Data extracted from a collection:
■ ■ ■ ■ ■
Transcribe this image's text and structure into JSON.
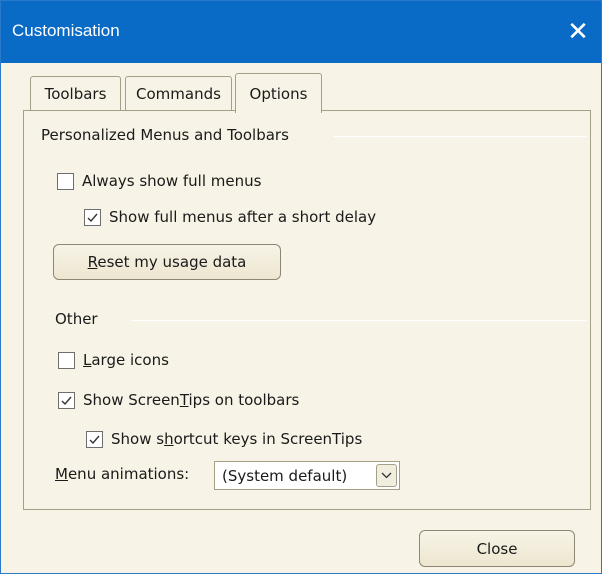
{
  "window": {
    "title": "Customisation",
    "close_glyph": "✕"
  },
  "tabs": [
    {
      "label": "Toolbars",
      "active": false
    },
    {
      "label": "Commands",
      "active": false
    },
    {
      "label": "Options",
      "active": true
    }
  ],
  "personalized": {
    "heading": "Personalized Menus and Toolbars",
    "always_show_full_menus": {
      "pre": "",
      "accel": "",
      "post": "Always show full menus",
      "checked": false
    },
    "show_after_delay": {
      "pre": "",
      "accel": "",
      "post": "Show full menus after a short delay",
      "checked": true
    },
    "reset_button": {
      "pre": "",
      "accel": "R",
      "post": "eset my usage data"
    }
  },
  "other": {
    "heading": "Other",
    "large_icons": {
      "pre": "",
      "accel": "L",
      "post": "arge icons",
      "checked": false
    },
    "show_screentips": {
      "pre": "Show Screen",
      "accel": "T",
      "post": "ips on toolbars",
      "checked": true
    },
    "show_shortcut_keys": {
      "pre": "Show s",
      "accel": "h",
      "post": "ortcut keys in ScreenTips",
      "checked": true
    },
    "menu_animations": {
      "label_pre": "",
      "label_accel": "M",
      "label_post": "enu animations:",
      "selected": "(System default)"
    }
  },
  "footer": {
    "close_label": "Close"
  },
  "icons": {
    "check": "check-icon",
    "dropdown": "chevron-down-icon",
    "close": "close-icon"
  },
  "colors": {
    "titlebar": "#0a6bc7",
    "dialog_bg": "#f7f3e6",
    "border": "#a59f88"
  }
}
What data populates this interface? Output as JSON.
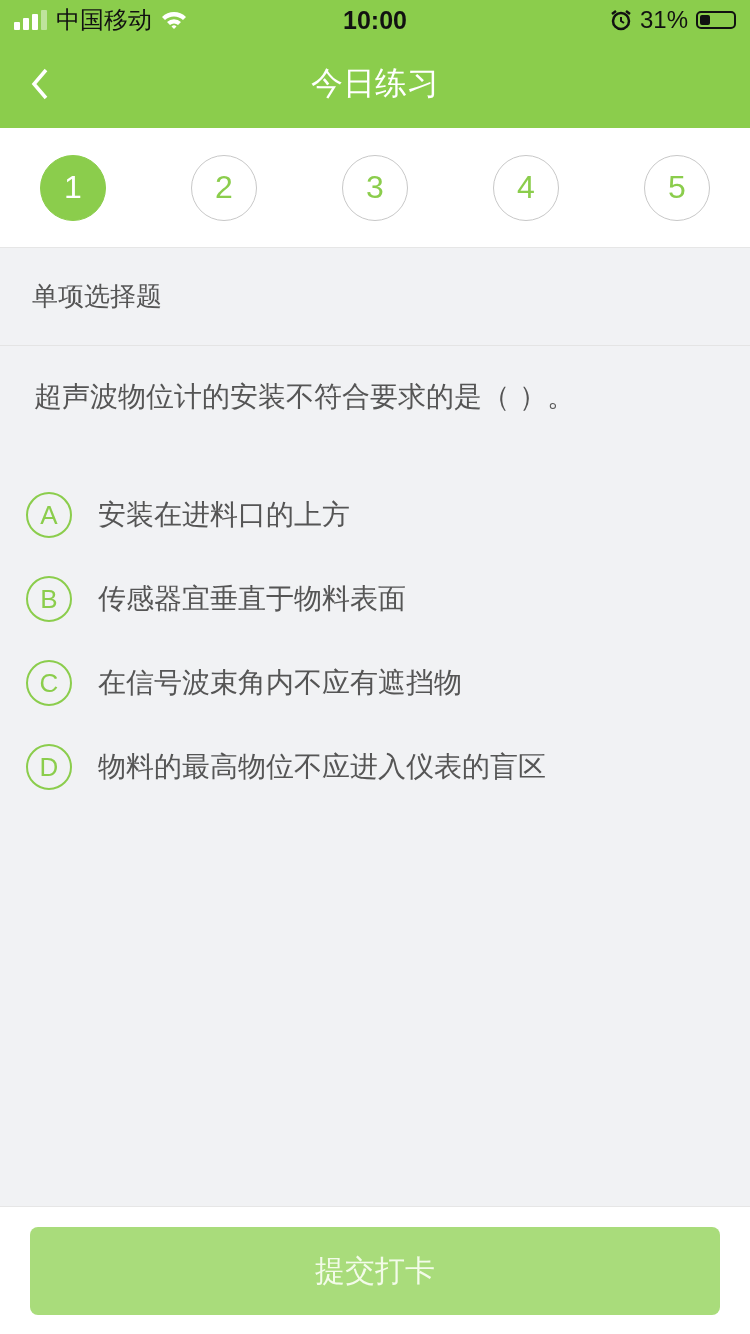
{
  "status_bar": {
    "carrier": "中国移动",
    "time": "10:00",
    "battery": "31%"
  },
  "nav": {
    "title": "今日练习"
  },
  "steps": [
    {
      "label": "1",
      "selected": true
    },
    {
      "label": "2",
      "selected": false
    },
    {
      "label": "3",
      "selected": false
    },
    {
      "label": "4",
      "selected": false
    },
    {
      "label": "5",
      "selected": false
    }
  ],
  "section_label": "单项选择题",
  "question": "超声波物位计的安装不符合要求的是（   ）。",
  "options": [
    {
      "letter": "A",
      "text": "安装在进料口的上方",
      "selected": false
    },
    {
      "letter": "B",
      "text": "传感器宜垂直于物料表面",
      "selected": false
    },
    {
      "letter": "C",
      "text": "在信号波束角内不应有遮挡物",
      "selected": false
    },
    {
      "letter": "D",
      "text": "物料的最高物位不应进入仪表的盲区",
      "selected": false
    }
  ],
  "submit": {
    "label": "提交打卡",
    "disabled": true
  }
}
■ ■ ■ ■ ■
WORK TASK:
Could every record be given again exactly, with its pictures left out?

WRITTEN REPLY:
Transcribe this image's text and structure into JSON.
{
  "window": {
    "title": "Customisation",
    "close_glyph": "✕"
  },
  "tabs": [
    {
      "label": "Toolbars",
      "active": false
    },
    {
      "label": "Commands",
      "active": false
    },
    {
      "label": "Options",
      "active": true
    }
  ],
  "personalized": {
    "heading": "Personalized Menus and Toolbars",
    "always_show_full_menus": {
      "pre": "",
      "accel": "",
      "post": "Always show full menus",
      "checked": false
    },
    "show_after_delay": {
      "pre": "",
      "accel": "",
      "post": "Show full menus after a short delay",
      "checked": true
    },
    "reset_button": {
      "pre": "",
      "accel": "R",
      "post": "eset my usage data"
    }
  },
  "other": {
    "heading": "Other",
    "large_icons": {
      "pre": "",
      "accel": "L",
      "post": "arge icons",
      "checked": false
    },
    "show_screentips": {
      "pre": "Show Screen",
      "accel": "T",
      "post": "ips on toolbars",
      "checked": true
    },
    "show_shortcut_keys": {
      "pre": "Show s",
      "accel": "h",
      "post": "ortcut keys in ScreenTips",
      "checked": true
    },
    "menu_animations": {
      "label_pre": "",
      "label_accel": "M",
      "label_post": "enu animations:",
      "selected": "(System default)"
    }
  },
  "footer": {
    "close_label": "Close"
  },
  "icons": {
    "check": "check-icon",
    "dropdown": "chevron-down-icon",
    "close": "close-icon"
  },
  "colors": {
    "titlebar": "#0a6bc7",
    "dialog_bg": "#f7f3e6",
    "border": "#a59f88"
  }
}
What data populates this interface? Output as JSON.
{
  "status_bar": {
    "carrier": "中国移动",
    "time": "10:00",
    "battery": "31%"
  },
  "nav": {
    "title": "今日练习"
  },
  "steps": [
    {
      "label": "1",
      "selected": true
    },
    {
      "label": "2",
      "selected": false
    },
    {
      "label": "3",
      "selected": false
    },
    {
      "label": "4",
      "selected": false
    },
    {
      "label": "5",
      "selected": false
    }
  ],
  "section_label": "单项选择题",
  "question": "超声波物位计的安装不符合要求的是（   ）。",
  "options": [
    {
      "letter": "A",
      "text": "安装在进料口的上方",
      "selected": false
    },
    {
      "letter": "B",
      "text": "传感器宜垂直于物料表面",
      "selected": false
    },
    {
      "letter": "C",
      "text": "在信号波束角内不应有遮挡物",
      "selected": false
    },
    {
      "letter": "D",
      "text": "物料的最高物位不应进入仪表的盲区",
      "selected": false
    }
  ],
  "submit": {
    "label": "提交打卡",
    "disabled": true
  }
}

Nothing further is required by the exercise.